[18] McFadden P. D, Smith J. D. Vibration Monitoring of Rolling Element Bearings by the High-Frequency Resonance Technique—A Review. Tribology International 1984; 17: 3-10.
[19] Randall RB, Antoni J, Chobsaard S. The Relationship between Spectral Correlation and Envelope Analysis in the Diagnostics of Bearing Faults and Other Cyclostationary Machine Signals. Mechanical Systems and Signal Processing 2001; 15: 945-62.
[20] Rubini R, Meneghetti U. Application of the Envelope and Wavelet Transform Analyses for the Diagnosis of Incipient Faults in Ball Bearings. Mechanical Systems and Signal Processing 2001; 15: 287- 302.
[21] Chi JN. Non-Invasive Diagnostics of Excessive Bearing Clearance in Reciprocating Machinery: Massachusetts Institute of Technology, Department of Mechanical Engineering; 1995.
[22] Chen J. Internal Combustion Diagnostics Using Vibration Simulation University of New South Wales, Australia 2013.
[23] Daniel GB, Cavalca KL. Analysis of the Dynamics of a Slider–Crank Mechanism with Hydrodynamic Lubrication in the Connecting Rod– Slider Joint Clearance. Mechanism and Machine Theory 2011; 46: 1434- 52.
[24] Kakaee AH, Shojaeefard MH, Zareei J. Sensitivity and Effect of Ignition Timing on the Performance of a Spark Ignition Engine: An Experimental and Modeling Study. Journal of Combustion 2011; 2011: 8.
[25] Zweiri YH, Whidborne JF, Seneviratne LD. Detailed Analytical Model of a Single-Cylinder Diesel Engine in the Crank Angle Domain. Proceedings of the Institution of Mechanical Engineers, Part D: Journal of Automobile Engineering 2001; 215: 1197-216.
[26] Pinkus O, Sternlicht B. Theory of hydrodynamic lubrication. New York: McGraw-Hill; 1961.
[27] Mang T, Dresel W. Lubricants and Lubrication: Wiley; 2007.
[28] Archard JF. Contact and Rubbing of Flat Surfaces. Journal of Applied Physics 1953; 24: 981-8.
[29] Winer WO, Peterson MB. Wear Control Handbook: American Society of Mechanical Engineers; 1980.

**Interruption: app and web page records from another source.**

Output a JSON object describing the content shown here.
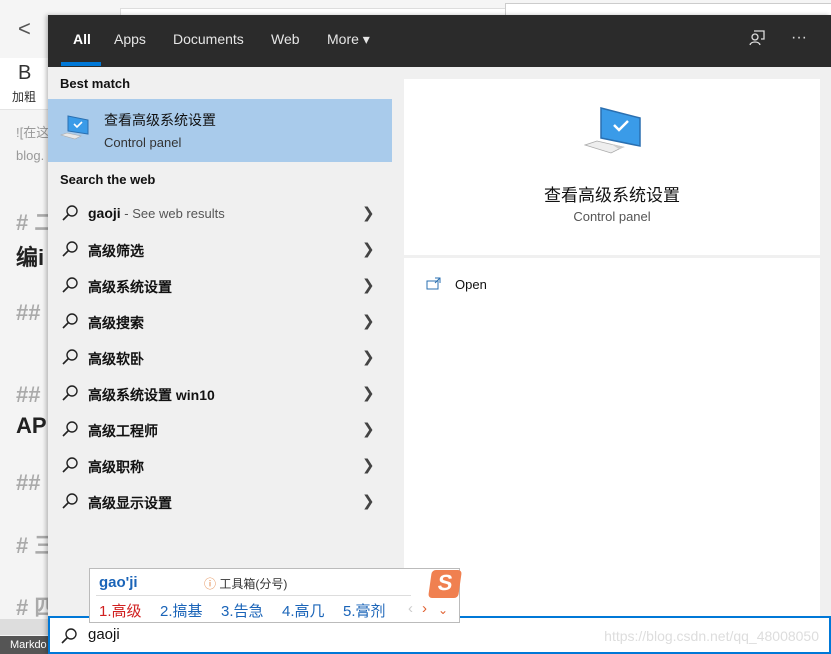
{
  "background": {
    "toolbar_bold": "B",
    "toolbar_bold_label": "加粗",
    "lines": [
      "![在这",
      "blog.",
      "# 二",
      "编i",
      "##",
      "##",
      "AP",
      "##",
      "# 三",
      "# 四"
    ],
    "statusbar": "Markdo"
  },
  "tabs": [
    {
      "label": "All",
      "active": true
    },
    {
      "label": "Apps"
    },
    {
      "label": "Documents"
    },
    {
      "label": "Web"
    },
    {
      "label": "More ▾"
    }
  ],
  "header_icons": {
    "feedback": "feedback-icon",
    "more": "···"
  },
  "best_match": {
    "heading": "Best match",
    "title": "查看高级系统设置",
    "subtitle": "Control panel"
  },
  "web": {
    "heading": "Search the web",
    "items": [
      {
        "label": "gaoji",
        "sub": " - See web results"
      },
      {
        "label": "高级筛选"
      },
      {
        "label": "高级系统设置"
      },
      {
        "label": "高级搜索"
      },
      {
        "label": "高级软卧"
      },
      {
        "label": "高级系统设置 win10"
      },
      {
        "label": "高级工程师"
      },
      {
        "label": "高级职称"
      },
      {
        "label": "高级显示设置"
      }
    ]
  },
  "preview": {
    "title": "查看高级系统设置",
    "subtitle": "Control panel",
    "action_open": "Open"
  },
  "search": {
    "value": "gaoji",
    "watermark": "https://blog.csdn.net/qq_48008050"
  },
  "ime": {
    "pinyin": "gao'ji",
    "toolbox": "工具箱(分号)",
    "candidates": [
      "1.高级",
      "2.搞基",
      "3.告急",
      "4.高几",
      "5.膏剂"
    ],
    "logo": "S"
  },
  "colors": {
    "accent": "#0078d7",
    "selected": "#a9cbeb",
    "header": "#2b2b2b"
  }
}
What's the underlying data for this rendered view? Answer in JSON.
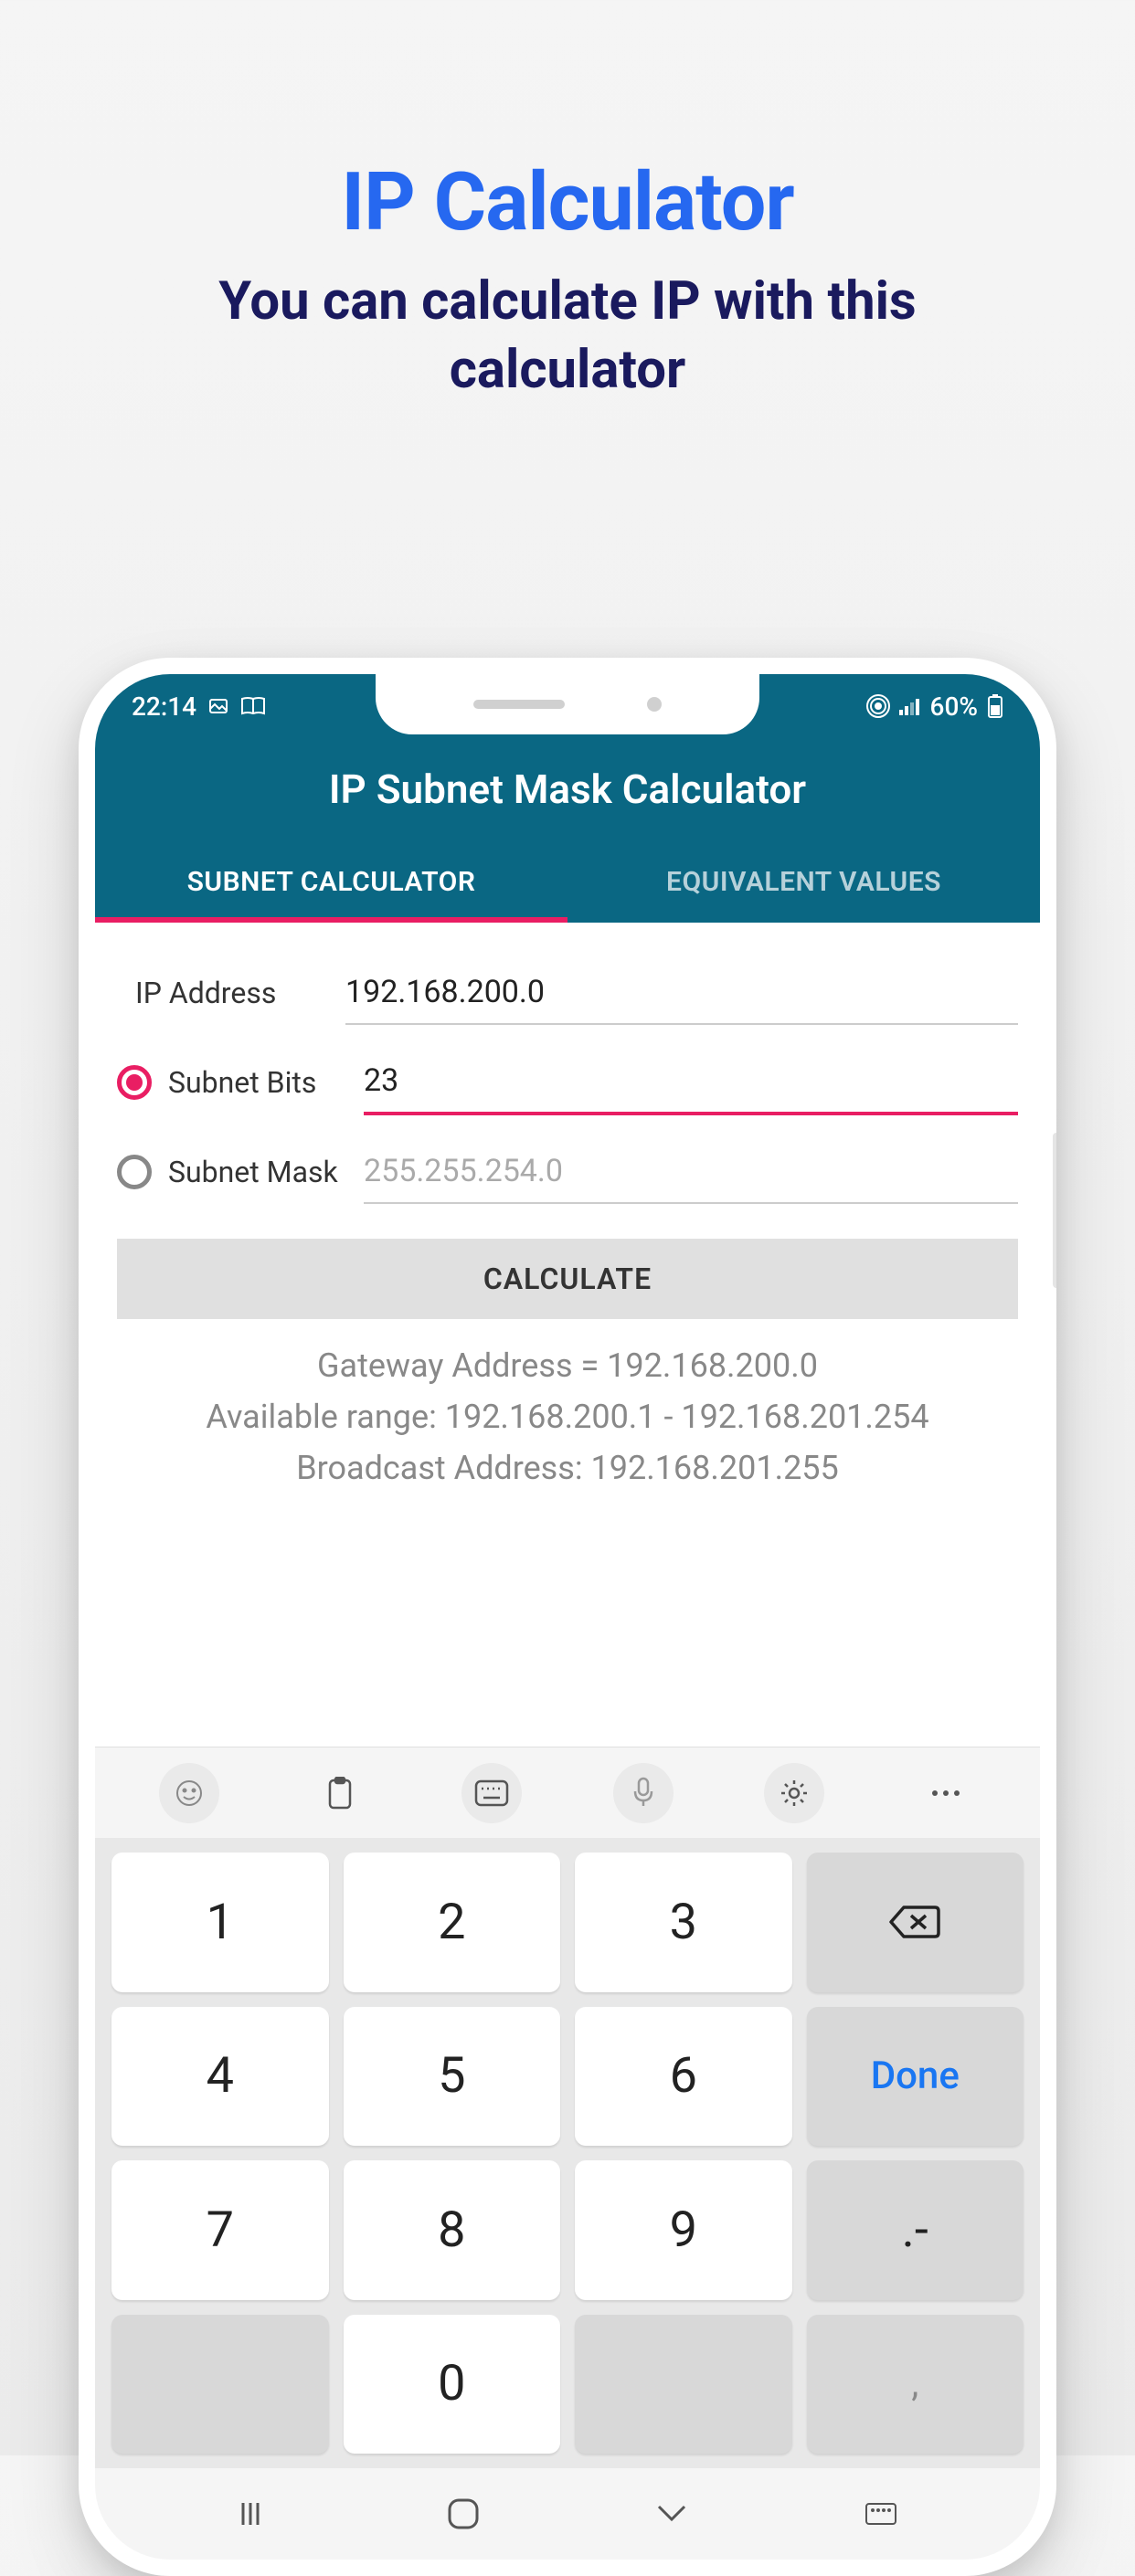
{
  "promo": {
    "title": "IP Calculator",
    "subtitle": "You can calculate IP with this calculator"
  },
  "statusbar": {
    "time": "22:14",
    "battery": "60%"
  },
  "appbar": {
    "title": "IP Subnet Mask Calculator"
  },
  "tabs": {
    "t0": "SUBNET CALCULATOR",
    "t1": "EQUIVALENT VALUES"
  },
  "form": {
    "ip_label": "IP Address",
    "ip_value": "192.168.200.0",
    "bits_label": "Subnet Bits",
    "bits_value": "23",
    "mask_label": "Subnet Mask",
    "mask_placeholder": "255.255.254.0",
    "calculate": "CALCULATE"
  },
  "results": {
    "line1": "Gateway Address = 192.168.200.0",
    "line2": "Available range: 192.168.200.1 - 192.168.201.254",
    "line3": "Broadcast Address: 192.168.201.255"
  },
  "keys": {
    "k1": "1",
    "k2": "2",
    "k3": "3",
    "k4": "4",
    "k5": "5",
    "k6": "6",
    "done": "Done",
    "k7": "7",
    "k8": "8",
    "k9": "9",
    "dot": ".-",
    "k0": "0",
    "comma": ","
  }
}
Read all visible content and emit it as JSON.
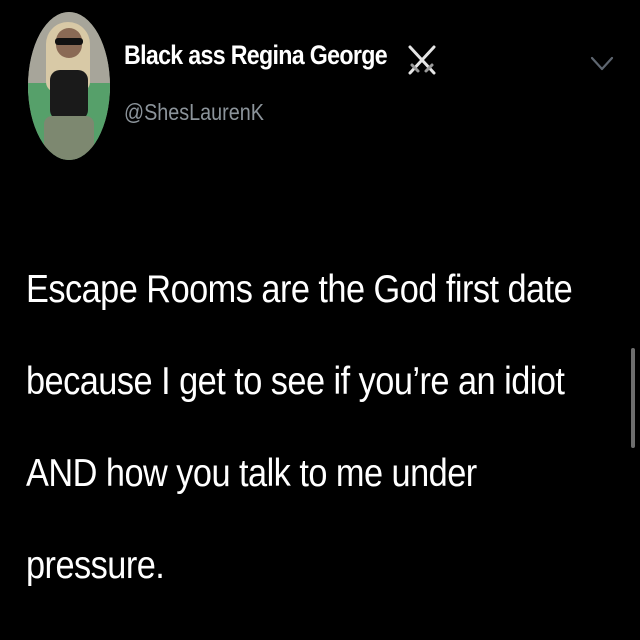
{
  "tweet": {
    "display_name": "Black ass Regina George",
    "name_emoji": "crossed-swords-icon",
    "handle": "@ShesLaurenK",
    "text_lines": [
      "Escape Rooms are the God first date",
      "because I get to see if you’re an idiot",
      "AND how you talk to me under",
      "pressure."
    ]
  },
  "colors": {
    "background": "#000000",
    "text": "#ffffff",
    "handle": "#8c949b"
  },
  "icons": {
    "more_menu": "chevron-down-icon"
  }
}
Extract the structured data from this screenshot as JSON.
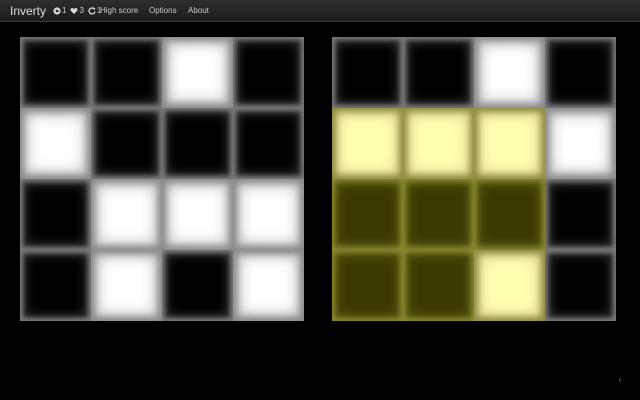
{
  "app": {
    "title": "Inverty",
    "stats": {
      "moves": "1",
      "lives": "3",
      "restarts": "1"
    }
  },
  "nav": {
    "high_score": "High score",
    "options": "Options",
    "about": "About"
  },
  "boards": {
    "player": [
      [
        "b",
        "b",
        "w",
        "b"
      ],
      [
        "w",
        "b",
        "b",
        "b"
      ],
      [
        "b",
        "w",
        "w",
        "w"
      ],
      [
        "b",
        "w",
        "b",
        "w"
      ]
    ],
    "target": [
      [
        "b",
        "b",
        "w",
        "b"
      ],
      [
        "y",
        "y",
        "y",
        "w"
      ],
      [
        "d",
        "d",
        "d",
        "b"
      ],
      [
        "d",
        "d",
        "y",
        "b"
      ]
    ]
  },
  "tile_states": {
    "w": "white",
    "b": "black",
    "y": "highlighted-light",
    "d": "highlighted-dark"
  },
  "colors": {
    "white_tile": "#ffffff",
    "black_tile": "#000000",
    "highlight_light": "#ffffb0",
    "highlight_dark": "#3a3a00"
  },
  "icons": {
    "moves": "arrow-circle-icon",
    "lives": "heart-icon",
    "restarts": "refresh-icon",
    "corner": "chevron-left-icon"
  }
}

[30] Mustafa Duyar ZD. Design Improvement Based on Wear of a Journal Bearing Using an Elastohydrodynamic Lubrication Model. International Compressor Engineering Conference, 2006.